I worry nobody spends any time reflecting any more
YOU tend not to have heroes anymore at my age. What you possibly do have is people who you feel would not be a disappointment if you were to meet them. Nicky Wire from the Manic Street Preachers would be one such person for me.
I have always enjoyed how this lad from the Welsh Valleys defied stereotyping. I remember he went through a phase where hoovering was one of his favourite pastimes. For years, he has played music that is sometimes delicate and disturbed, often to fist-thumping UK fratboys, sometimes while wearing a dress, but always at least in a feather boa and eyeliner. And meanwhile he tweets with passion about the rugby.
He has also provided a model for ageing gracefully, for my generation. From an angry but literate young punk, he has grown into a gracious and charming but scathing elder statesman of UK music and popular culture in general. And he is prone to admitting that he thinks it's all rubbish now, the music and that.
You could say he is just being an out-of-touch grumpy old man, but I suppose I share that demographic, so I agree with him. I heard him say unapologetically in an interview recently that he thinks that no generation beyond our one has any proper feelings anymore. And I was glad someone said it.
In my crankiest moments, I worry that the kids now spend all their time wittering on to each other about nothing, that the form of communication has taken over from substance. I worry that nobody young ever spends any time reflecting any more, instead being always on. I worry that none of them goes back to the well, to do something like read a novel or read up on a particular issue and think about it before commenting about it. They just comment now. Get stuck in and say something is the new way. And get there first. If you stop to reflect, you lose. Being first is everything now. So get out there and onto the record.
I'm glad I'm not a young person now, and I'm glad my kids aren't yet. Hopefully, by the time they have come of age into the cultural and philosophical wars, things will have swung back the other way. I saw one of those internet trend predictors recently say we are entering the age of 'unfollowing'. He predicted that people are going to start whittling down their connections and their sources of information, to focus on fewer, but more meaningful, sources of information. If that continues, ultimately the young people might start even reading books again.

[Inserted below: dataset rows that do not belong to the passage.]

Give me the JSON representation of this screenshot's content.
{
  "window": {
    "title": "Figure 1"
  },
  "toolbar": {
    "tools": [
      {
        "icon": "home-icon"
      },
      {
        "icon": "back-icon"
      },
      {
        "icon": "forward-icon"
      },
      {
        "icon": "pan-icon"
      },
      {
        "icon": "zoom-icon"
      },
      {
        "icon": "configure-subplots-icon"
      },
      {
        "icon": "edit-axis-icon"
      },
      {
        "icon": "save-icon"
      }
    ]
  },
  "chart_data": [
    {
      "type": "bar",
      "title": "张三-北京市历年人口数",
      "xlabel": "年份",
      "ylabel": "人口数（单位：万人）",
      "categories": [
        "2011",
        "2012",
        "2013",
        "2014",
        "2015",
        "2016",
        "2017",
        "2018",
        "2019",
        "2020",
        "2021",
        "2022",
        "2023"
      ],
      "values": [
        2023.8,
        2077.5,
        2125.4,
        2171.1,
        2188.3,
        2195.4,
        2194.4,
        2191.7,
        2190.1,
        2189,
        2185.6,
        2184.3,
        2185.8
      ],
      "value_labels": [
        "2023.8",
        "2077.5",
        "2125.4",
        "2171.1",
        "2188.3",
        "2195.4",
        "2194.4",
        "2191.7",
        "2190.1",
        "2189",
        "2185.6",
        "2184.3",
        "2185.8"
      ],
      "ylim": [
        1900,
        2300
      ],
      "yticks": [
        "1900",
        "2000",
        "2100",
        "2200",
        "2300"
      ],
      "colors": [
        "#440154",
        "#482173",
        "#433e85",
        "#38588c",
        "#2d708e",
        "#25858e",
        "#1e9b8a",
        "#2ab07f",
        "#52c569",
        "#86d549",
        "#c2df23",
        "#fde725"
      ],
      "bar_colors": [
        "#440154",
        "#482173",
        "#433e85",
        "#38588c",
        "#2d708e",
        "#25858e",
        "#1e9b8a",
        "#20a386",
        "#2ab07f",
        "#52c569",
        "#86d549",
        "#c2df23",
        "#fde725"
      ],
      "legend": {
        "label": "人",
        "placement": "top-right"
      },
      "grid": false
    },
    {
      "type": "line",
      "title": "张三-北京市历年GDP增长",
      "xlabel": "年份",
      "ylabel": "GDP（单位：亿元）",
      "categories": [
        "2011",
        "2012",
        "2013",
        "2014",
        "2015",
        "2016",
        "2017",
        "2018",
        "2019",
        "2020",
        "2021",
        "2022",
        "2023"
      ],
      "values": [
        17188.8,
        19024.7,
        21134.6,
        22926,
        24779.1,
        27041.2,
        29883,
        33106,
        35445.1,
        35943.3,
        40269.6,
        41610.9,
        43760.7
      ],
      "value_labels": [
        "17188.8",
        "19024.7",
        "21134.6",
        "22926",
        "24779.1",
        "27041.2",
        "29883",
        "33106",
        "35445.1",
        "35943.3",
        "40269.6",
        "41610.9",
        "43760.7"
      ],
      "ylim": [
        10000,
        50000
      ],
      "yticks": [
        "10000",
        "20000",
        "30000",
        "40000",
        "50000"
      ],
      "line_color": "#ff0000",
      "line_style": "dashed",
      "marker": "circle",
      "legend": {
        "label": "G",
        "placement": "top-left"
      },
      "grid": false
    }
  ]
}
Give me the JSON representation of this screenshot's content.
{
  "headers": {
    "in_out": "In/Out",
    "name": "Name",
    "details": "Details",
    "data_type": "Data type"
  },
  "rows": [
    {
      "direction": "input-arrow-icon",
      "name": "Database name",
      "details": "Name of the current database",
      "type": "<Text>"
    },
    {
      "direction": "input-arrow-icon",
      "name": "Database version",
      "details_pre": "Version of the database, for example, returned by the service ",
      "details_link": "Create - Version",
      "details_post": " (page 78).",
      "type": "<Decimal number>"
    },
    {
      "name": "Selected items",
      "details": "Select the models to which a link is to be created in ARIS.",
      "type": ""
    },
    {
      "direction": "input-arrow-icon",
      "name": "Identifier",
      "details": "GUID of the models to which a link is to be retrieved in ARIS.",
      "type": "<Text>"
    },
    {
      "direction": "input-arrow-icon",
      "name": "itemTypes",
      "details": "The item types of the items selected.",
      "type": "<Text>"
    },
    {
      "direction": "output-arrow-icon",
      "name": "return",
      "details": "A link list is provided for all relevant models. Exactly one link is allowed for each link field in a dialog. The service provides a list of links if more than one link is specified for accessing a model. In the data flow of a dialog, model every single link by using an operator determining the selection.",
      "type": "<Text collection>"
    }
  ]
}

Porn is hopefully a long way off for my two kids. For now, their online endeavours are heartbreakingly innocent. You should see the excitement over a 69c app you might promise as a treat. Even better is the precious peace it buys you as they diligently decorate online cakes and biscuits for you.
Their time will come, no doubt, but right now I can envelop them completely and protect them from the real world, and instead we can all live in a world of wonderful innocence.
When they do start to move out of my control, I hope I won't know too much about it. My main worry is the erosion of meaning and intimacy and real connection in favour of meaningless constant connection to strangers. Ideally, by then the world will have swung back to reality, intimacy and real connections.
Then again, my parents had to watch me have loads of short-lived relationships that surely hindered my ability to know what to do or how to progress after the initial 18-month buzz of a relationship calmed down. That must have seemed like a huge erosion of intimacy to them, compared to what their generation got up to. I will presumably feel that relationships are further devalued for my kids' generation. And it will no doubt make me sad, and will be the source of big wars in our house.
But in the meantime what can you do except keep them innocent for as long as possible, enjoy it and try and instill values in them that might keep them grounded in reality, that might lead them to seek real intimacy and real relationships. As long as they know nothing about my life before they were born we should be OK. And now, if you don't mind, I'm going to park thinking about that for 20 years.